Director, Division of Addiction Psychiatry, Department of Psychiatry, Division of Addiction Psychiatry, Brigham and Women’s Hospital

SPEAKERS

Barbara B. Stabile, BWN MSN

Obstetric Professional Development Manager, Center for Nursing Excellence (CNE), Brigham and Women’s Hospital

Barb Stabile has a long history of working with women in their reproductive years, both as a direct caregiver and a manager and leader. She joined BWH in 2018 in the newly developed PDM role and covers the antepartum, intrapartum and Mother baby units collaboratively with 2 other PDM’s, Wendy Moan and Mimi Pomerleau.

Joji Suzuki, MD

Director, Division of Addiction Psychiatry, Department of Psychiatry, Division of Addiction Psychiatry, Brigham and Women’s Hospital

Dr Suzuki is the Director of the Division of Addiction Psychiatry and Director of Addictions Education in the Department of Psychiatry, Brigham and Women’s Hospital, and an Assistant Professor of Psychiatry at Harvard Medical School (HMS). Dr Suzuki is a consultation-liaison psychiatrist in the Division of Medical Psychiatry at Brigham and Women’s Hospital. His research is focused on integrating evidence-based addiction treatment initiated in general medical settings, and has received funding from NIH, Brigham and Women’s Hospital, and Harvard Medical School. He was recently awarded a NIDA K23 Career Development Award to receive mentored training in conducting clinical trials, and to study the impact of recovery coaches on buprenorphine treatment. He currently serves on a variety of committees, workgroups, and taskforces for Partners HealthCare, Brigham and Women’s Hospital, Harvard Medical School, Massachusetts Hospital Association, and the State of Massachusetts to address the opioid epidemic. He has published over 50 peer-reviewed manuscripts and book chapters as first or co-author.

Kristin Schreiber, MD, PhD

Attending Anesthesiologist, Department of Anesthesiology, Perioperative and Pain Medicine, Brigham and Women’s Hospital Assistant Professor, Harvard Medical School

Dr. Schreiber is investigating the development of chronic pain after surgical injury. She is particularly interested in the mechanisms by which individual differences in psychosocial processing and nociceptive sensitivity lead to differential risk of chronic pain amongst individuals. Dr. Schreiber’s current research uses the accurate measurement of psychosocial and psychophysical phenotype in preoperative patients to prospectively identify individuals at highest risk of pain persistence, so that the processes underlying this propensity may be averted.
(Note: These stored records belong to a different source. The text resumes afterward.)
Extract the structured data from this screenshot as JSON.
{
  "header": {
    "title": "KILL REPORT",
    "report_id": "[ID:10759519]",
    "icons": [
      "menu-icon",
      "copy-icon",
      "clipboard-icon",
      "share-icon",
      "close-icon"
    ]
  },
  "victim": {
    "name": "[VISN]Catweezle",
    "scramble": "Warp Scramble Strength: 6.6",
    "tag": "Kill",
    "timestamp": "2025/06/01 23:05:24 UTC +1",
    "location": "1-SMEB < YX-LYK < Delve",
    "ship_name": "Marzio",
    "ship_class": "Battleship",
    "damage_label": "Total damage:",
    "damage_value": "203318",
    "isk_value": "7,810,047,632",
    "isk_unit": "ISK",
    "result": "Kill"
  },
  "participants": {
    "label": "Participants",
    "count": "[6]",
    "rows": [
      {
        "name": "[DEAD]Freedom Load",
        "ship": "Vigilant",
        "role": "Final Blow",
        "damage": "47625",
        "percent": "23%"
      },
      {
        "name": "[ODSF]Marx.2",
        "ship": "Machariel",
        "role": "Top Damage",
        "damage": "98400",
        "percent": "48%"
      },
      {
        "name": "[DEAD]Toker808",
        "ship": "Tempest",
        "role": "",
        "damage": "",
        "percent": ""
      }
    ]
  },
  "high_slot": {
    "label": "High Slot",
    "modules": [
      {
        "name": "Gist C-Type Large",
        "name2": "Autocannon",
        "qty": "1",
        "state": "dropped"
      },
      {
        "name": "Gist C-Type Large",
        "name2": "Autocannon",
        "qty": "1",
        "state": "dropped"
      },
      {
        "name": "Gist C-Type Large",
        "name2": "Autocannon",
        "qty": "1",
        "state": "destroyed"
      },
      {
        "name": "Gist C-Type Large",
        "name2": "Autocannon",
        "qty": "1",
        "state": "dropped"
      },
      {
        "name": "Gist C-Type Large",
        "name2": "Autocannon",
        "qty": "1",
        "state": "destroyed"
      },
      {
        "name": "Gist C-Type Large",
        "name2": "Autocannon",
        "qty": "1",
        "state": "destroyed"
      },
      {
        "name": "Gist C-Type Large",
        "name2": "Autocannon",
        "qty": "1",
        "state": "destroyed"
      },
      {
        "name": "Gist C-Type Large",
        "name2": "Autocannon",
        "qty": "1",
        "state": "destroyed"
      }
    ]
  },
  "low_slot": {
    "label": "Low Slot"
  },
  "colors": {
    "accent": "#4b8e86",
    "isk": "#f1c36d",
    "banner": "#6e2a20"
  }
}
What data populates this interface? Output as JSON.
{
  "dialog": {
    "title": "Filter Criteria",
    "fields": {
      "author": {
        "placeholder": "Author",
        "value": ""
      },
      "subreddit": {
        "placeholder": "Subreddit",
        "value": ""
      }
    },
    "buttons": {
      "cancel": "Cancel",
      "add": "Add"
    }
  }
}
Other collaborative projects investigate how pain may be modulated by non-opioid analgesic techniques (regional anesthesia, yoga-based exercise, distraction, music, CBT, and open-label placebo).

Scott Weiner, MD, MPH

Director, Brigham Comprehensive Opioid Response and Education (B-CORE) Program, Department of Emergency Medicine, Brigham and Women’s Hospital

Dr. Weiner is an Associate Professor of Emergency Medicine at Harvard Medical School and the Director of the Division of Health Policy and Public Health in the Department of Emergency Medicine at Brigham and Women’s Hospital in Boston.  He is also the Director of B-CORE: The Brigham Comprehensive Opioid Response and Education Program, a hospital-wide, multi-disciplinary project with the goal of reducing opioid-related morbidity and mortality. His research focuses on technological innovations that improve the care of ED patients presenting with opioid use disorder and with pain, including usage and optimization of online prescription drug monitoring programs (PDMPs), as well as improving access to naloxone, the life-saving opioid overdose reversal medication.